I brought a little elephant sculpture that belonged to my mother. It was the only object I took from her bedroom after she passed, exactly three years ago. She collected elephants with their trunks pointing upwards, for "good luck," she said. I needed to bring it home with me. During class, when explaining the meaningfulness of the elephant, it hit me how things are never important, unless they have a value added by another human being. The value, ultimately being feelings, which are intangible and amorphous, takes a physical form in the object, and that's why we cherish objects.
For the last three years, I've been saying kaddish the day before Chanukah, and the immense sadness of her passing, and the duration of her long disease invade me again.
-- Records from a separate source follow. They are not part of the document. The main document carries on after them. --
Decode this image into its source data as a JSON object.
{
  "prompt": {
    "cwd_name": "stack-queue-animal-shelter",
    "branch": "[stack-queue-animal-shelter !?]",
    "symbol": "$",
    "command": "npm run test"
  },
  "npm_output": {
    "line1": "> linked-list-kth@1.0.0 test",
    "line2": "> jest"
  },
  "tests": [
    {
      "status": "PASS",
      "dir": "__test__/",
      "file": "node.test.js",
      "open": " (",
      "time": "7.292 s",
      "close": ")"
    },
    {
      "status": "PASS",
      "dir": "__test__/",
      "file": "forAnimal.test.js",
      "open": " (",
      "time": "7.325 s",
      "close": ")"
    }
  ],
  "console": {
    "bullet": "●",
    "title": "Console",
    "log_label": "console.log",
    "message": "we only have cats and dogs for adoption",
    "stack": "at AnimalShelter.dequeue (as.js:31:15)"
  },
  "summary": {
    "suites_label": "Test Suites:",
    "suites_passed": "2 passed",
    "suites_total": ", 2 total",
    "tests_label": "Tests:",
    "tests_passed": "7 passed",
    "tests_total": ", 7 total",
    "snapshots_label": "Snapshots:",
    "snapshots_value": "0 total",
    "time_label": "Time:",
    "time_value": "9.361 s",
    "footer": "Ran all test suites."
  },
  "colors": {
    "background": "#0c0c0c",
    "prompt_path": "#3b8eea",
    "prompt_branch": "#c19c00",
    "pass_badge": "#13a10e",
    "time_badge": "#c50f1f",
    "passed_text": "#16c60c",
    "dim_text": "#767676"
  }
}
Not that there's ever a day in which I don't think about her and lament her absence, but when her Yor Tzeit comes, it becomes more intense, sharper and darker than usual. I'm relieved her pain is over, though. But I'll never recover from not having been able to say goodbye to her in person.
She always pushed forward and never surrendered, not even for a minute. So I know she would have preferred me to celebrate her than to cry for her (although I just feel like crying). So, last Friday, I made challah in her honor.
I chose the braided bread for many reasons.
1. The spiritual link that keeps Jewish women from every generation together and turns them into sacred beings.
2. Because the first time I ever realized challah could actually be baked at home and not bought at a store, was when my mother decided to bake one (and only) at home. I was about 7 years-old and when the shiny, golden, perfectly braided loaf came out of the oven, I thought my mother's capabilities were out of this world. Unfortunately, when we tried it, it tasted like beer. Something must have gone wrong with the yeast. She never attempted it again, but here's where I come, giving continuity to her initiative.
3. Because it felt good to think of her while kneading the dough and turning powder and liquid into edible glory worth a special blessing during the most important day of the week, seems like a miracle by itself.
4. Because I thought a bit out-of-the box for this recipe and imprinted it with my own personality; and she always encouraged me to be original, even if that wasn't always the safest way to go, nor greatly appreciated by me at the time.
5. Because going back to objects and people: challah is full of value, meaning and feelings. It represents Jews of every age, nationality, social status and for all generations. It's physically a gorgeous, delicious, sweet, rich bread, but most importantly, it's sacred to bake it, eat it and share it at your table with people you love.
- Vegetarian (contains honey)
- Free of: eggs, dairy, nuts, soy
- Contains wheat and gluten
- Fresh yeast is sold refrigerated, compacted into 2 oz "cakes." Make sure it's not passed its expiration date. You can keep fresh yeast frozen for a long time. Just thaw it in the fridge the night before using.
- Use pure honey, but don't bother splurging in "raw" honey, as the challah will be baked anyways and all the raw benefits are lost with the heat.
- Yes!!! you can use warm water instead of the green tea. But green tea adds antioxidants and a bit of UMAMI taste. I use 2 tea bags for the 4 cups of water to brew the tea.
- When baking bread, ALWAYS use warm liquids, NOT hot, as you may kill the yeast (yes, it's alive) and your dough won't rise. The best way of testing the temperature (besides a thermometer, of course) is by feeling the liquid with your inner wrist, and if it feels warm and comfortable, the yeast will like it too.
- Don't add more salt than stated in the recipe, as it could also kill the yeast. But don't omit salt completely either, as besides imparting flavor, it conditions the dough.
- This recipe is EGG FREE, so you may taste the dough.
- Add and extra 1/4 to 1/2 cup honey if you love sweet challah